It is disappointing. It is frustrating. You see your carefully applied grout begin to crack or even start to chip off and fall to the ground. What causes cracked grout and what can you do about it?
Causes of Cracked Grout
There are several possible reasons why your grout may be cracking. Some of the reasons may have to do with how the grout was prepared and/or the tiles laid:
- When dry grout is mixed with water, microscopic holes are produced as the water evaporates and the grout hardens. When mixed properly, this is not a problem, but if the mixture is too thin, the holes become too large and cracking can occur.
- Thinset is a glue that is applied over mortar to make tiles adhere more firmly to the mortar. If it is applied too thin, air pockets can form between the tiles and the mortar. These can cause the grout to crack.
- If water is added to grout after the grout has begun to set, it weakens the mixture, causing the grout to crack and crumble.
- If grout is not applied properly, it can easily crack after it has dried. It must be applied deeply into the cracks between the tiles. There should be no air pockets between the grout and the wall or the sides of the tiles.
How to Fix Cracked Grout
If any of these are the cause of your cracking grout, the only solution is to re-grout. Using a flat screwdriver, first remove the grout surrounding the area where cracks have appeared and then continue removing grout until it becomes difficult or impossible to remove. Since grout is usually mixed in small batches, you may find that you don’t have to re-grout the entire wall, but don’t settle for just filling over the cracked areas. They will create problems later. Also, be aware that if you have used colored grout, it will be very difficult to match the color exactly. If thinset was the problem, you may have to consider retiling your walls, depending on the severity of the problem.
Another frequent cause of cracked grout is movement. This usually occurs close to doors and windows. Every time the door or window opens or closes, its frame will move. If you have identified movement as the likely cause, try removing all the grout surrounding the door and replacing it with a silicone based grout. Unlike ordinary grout, silicone based grout is flexible and will not tend to crack as readily. Silicone is also recommended around the base of showers and vertically along perpendicular walls, including where the shower screen meets the structural wall.

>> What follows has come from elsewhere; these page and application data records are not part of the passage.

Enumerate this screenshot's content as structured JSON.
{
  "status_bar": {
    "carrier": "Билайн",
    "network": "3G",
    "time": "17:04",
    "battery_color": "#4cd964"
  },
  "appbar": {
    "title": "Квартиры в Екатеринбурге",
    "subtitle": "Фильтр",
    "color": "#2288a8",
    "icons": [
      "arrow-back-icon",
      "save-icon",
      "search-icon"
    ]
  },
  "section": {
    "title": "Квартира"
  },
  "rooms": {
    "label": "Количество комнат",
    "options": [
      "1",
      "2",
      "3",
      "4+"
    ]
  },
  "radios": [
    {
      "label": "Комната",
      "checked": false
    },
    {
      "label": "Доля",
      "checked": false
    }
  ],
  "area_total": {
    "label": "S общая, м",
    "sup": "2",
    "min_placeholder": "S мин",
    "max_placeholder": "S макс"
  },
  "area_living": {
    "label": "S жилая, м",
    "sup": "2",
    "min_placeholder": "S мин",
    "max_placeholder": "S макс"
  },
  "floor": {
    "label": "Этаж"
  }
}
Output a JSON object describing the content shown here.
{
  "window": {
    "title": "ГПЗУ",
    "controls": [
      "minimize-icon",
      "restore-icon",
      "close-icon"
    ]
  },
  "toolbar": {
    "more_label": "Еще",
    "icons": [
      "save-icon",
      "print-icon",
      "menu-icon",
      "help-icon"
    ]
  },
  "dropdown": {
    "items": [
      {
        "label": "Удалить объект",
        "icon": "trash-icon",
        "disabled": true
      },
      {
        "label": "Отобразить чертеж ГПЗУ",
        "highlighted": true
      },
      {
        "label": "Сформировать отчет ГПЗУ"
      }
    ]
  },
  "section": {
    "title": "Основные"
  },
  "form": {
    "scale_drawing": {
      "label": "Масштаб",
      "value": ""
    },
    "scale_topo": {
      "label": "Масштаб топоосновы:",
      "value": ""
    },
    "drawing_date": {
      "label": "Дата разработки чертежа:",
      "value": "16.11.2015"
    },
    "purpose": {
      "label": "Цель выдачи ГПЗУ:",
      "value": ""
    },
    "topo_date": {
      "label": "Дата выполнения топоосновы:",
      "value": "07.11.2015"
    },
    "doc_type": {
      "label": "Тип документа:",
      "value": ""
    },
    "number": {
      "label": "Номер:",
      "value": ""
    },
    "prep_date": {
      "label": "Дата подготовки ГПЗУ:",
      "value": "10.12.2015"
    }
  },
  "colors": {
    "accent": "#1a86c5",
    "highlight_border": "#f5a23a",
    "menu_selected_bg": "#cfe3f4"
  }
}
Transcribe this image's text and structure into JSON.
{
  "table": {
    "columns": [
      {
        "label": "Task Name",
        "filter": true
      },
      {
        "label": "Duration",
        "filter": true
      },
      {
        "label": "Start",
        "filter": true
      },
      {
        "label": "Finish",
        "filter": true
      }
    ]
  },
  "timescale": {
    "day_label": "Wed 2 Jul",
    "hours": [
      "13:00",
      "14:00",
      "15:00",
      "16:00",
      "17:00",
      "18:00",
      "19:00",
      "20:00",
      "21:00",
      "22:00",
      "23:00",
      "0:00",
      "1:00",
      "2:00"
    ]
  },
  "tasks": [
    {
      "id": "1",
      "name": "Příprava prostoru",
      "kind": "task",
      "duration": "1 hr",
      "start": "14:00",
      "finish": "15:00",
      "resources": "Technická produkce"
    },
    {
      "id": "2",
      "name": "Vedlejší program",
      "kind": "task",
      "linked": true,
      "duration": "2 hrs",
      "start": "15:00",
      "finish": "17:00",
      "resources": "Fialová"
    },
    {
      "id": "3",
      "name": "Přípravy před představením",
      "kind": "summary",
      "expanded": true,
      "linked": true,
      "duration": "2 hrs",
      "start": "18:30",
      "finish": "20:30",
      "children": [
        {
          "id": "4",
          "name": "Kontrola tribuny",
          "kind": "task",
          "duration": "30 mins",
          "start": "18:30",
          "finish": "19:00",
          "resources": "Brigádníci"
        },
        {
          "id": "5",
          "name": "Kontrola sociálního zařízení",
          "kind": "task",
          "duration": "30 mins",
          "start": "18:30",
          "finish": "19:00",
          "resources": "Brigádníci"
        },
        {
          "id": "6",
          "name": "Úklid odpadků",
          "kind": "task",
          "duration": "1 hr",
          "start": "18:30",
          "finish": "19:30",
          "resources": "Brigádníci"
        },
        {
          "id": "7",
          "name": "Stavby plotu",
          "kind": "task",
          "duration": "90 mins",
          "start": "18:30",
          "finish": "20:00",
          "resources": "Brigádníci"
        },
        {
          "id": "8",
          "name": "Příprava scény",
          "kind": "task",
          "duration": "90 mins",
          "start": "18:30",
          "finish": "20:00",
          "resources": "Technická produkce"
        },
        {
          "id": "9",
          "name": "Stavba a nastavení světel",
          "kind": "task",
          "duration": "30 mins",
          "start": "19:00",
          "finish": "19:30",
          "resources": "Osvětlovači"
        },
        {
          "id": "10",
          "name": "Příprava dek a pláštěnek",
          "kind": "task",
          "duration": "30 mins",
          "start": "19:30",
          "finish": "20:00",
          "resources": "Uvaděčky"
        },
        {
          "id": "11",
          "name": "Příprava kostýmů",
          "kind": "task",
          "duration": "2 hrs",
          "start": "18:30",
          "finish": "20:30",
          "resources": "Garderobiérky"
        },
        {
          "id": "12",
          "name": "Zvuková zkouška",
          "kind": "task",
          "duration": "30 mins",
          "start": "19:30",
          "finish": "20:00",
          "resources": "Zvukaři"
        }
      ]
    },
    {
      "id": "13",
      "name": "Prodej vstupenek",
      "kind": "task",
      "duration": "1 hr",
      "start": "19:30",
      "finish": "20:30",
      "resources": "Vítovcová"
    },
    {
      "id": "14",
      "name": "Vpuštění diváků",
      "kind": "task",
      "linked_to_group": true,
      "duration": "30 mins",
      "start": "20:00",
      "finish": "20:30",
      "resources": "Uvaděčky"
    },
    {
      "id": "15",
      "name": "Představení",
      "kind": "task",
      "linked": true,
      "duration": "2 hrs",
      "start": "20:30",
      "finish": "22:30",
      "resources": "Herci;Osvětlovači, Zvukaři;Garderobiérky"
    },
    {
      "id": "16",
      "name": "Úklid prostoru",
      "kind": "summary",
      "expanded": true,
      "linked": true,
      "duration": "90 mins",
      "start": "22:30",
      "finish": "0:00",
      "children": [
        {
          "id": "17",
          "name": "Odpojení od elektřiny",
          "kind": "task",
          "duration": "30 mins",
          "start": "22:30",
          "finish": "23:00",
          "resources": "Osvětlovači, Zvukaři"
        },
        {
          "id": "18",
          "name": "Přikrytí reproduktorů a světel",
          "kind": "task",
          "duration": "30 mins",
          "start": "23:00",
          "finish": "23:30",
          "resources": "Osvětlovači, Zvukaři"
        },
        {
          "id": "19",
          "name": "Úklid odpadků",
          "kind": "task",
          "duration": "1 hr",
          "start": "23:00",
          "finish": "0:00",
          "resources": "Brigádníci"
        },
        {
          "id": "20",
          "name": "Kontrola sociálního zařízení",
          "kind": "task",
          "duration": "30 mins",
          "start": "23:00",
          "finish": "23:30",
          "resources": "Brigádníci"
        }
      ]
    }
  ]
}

The best way to prevent cracked grout is to have a professional do your tiling and grouting for you. It may cost more initially, but if your grout withstands the test of time, it will prove to be a good investment. They can do your grouting or re-grouting for you and guarantee that the job is “done once and done right.”
Written by Rob Schneider, 20110831